The Magic Numbers are a quartet of two pairs of brothers and sisters from Britain. Their self-titled debut showcases a delightful mix of musical inspirations ranging from '60s harmony groups, epic rock and singer-songwriters like Dylan and Cohen.
The Magic Numbers in Studio on World Cafe - 01/30/2006
Delbert McClinton began his career in the late 50s, honing his harmonica skills in the blues clubs of Texas. He has played with legends, from Sonny Boy Williamson to Howlin' Wolf and Lightnin' Hopkins. A well-respected performer, McClinton's latest, Cost of Living, is up for two Grammy Awards.
Delbert McClinton in Studio on World Cafe - 01/26/2006
In the world of jam-band music, Steve Kimock is a legend — no less than Jerry Garcia has sung his praises. His band's first studio CD, Eudemonic, highlights Kimock's unique improvisational guitar style.

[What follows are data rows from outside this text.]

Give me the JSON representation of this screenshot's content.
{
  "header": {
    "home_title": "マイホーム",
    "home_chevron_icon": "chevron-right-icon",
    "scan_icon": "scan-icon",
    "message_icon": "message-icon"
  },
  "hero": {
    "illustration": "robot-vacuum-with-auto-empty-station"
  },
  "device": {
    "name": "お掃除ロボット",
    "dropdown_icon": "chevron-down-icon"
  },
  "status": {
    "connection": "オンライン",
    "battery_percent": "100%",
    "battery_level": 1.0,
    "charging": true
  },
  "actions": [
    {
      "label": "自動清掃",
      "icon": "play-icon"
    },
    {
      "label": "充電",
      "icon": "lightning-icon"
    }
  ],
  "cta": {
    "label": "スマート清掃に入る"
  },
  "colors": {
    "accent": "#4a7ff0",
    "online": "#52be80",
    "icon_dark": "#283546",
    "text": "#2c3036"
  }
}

A main challenge facing young artists is what Harold Bloom called "the anxiety of influence." Imagine, then, that you're a singer who writes understated, melodic songs — and your parents are Carly Simon and James Taylor. That's the dilemma Ben Taylor faced when embarking on his own career.

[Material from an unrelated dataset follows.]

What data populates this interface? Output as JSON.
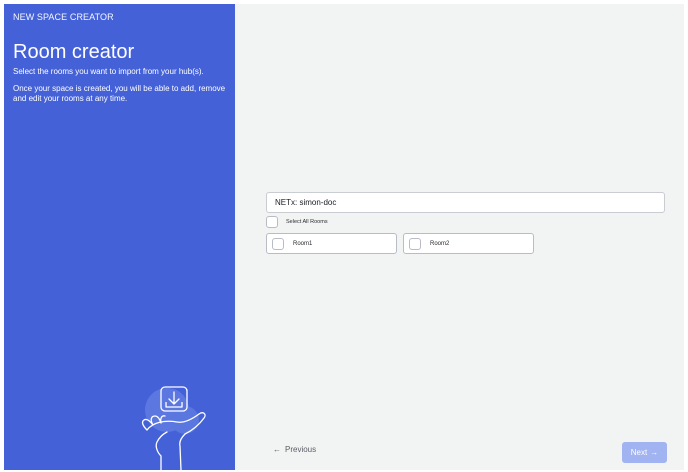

Pianist Billy Childs' new CD is nominated for a Grammy as Best Jazz Instrumental Album. He visits NPR's Studio 4A, where he tells Liane Hansen about his "jazz-chamber music" and performs selections from Lyric.
Black Rebel Motorcycle Club's new album, Howl, unveils a new blues, country and gospel-inspired sound. The mostly acoustic songs on the record, tinged with Americana, are an intriguing departure from the California band's trademark dirty rock sound.
Black Rebel Motorcycle Club in Studio on World Cafe - 01/12/2006
Konono No.1 is a 12-piece group hailing from Kinshasa, Congo. The band's debut album, Congotronics, introduces the world to their unique sound. That sound has been honed by years of performance, mostly in Kinshasa's outdoor cafes.
Seminal British post-punk band Echo and the Bunnymen are back with a new album called Siberia. The trio's new album is further evidence of their enduring talent and a solid return to their classic sound.
Echo and the Bunnymen in Studio on World Cafe - 01/05/2006
Baltimore-based Lake Trout have crafted a unique sound based on diverse influences from a wide range of musical genres. Their new album Not Them, You, contains a mix of rock guitars, orchestral suites — and even a Rolling Stones cover.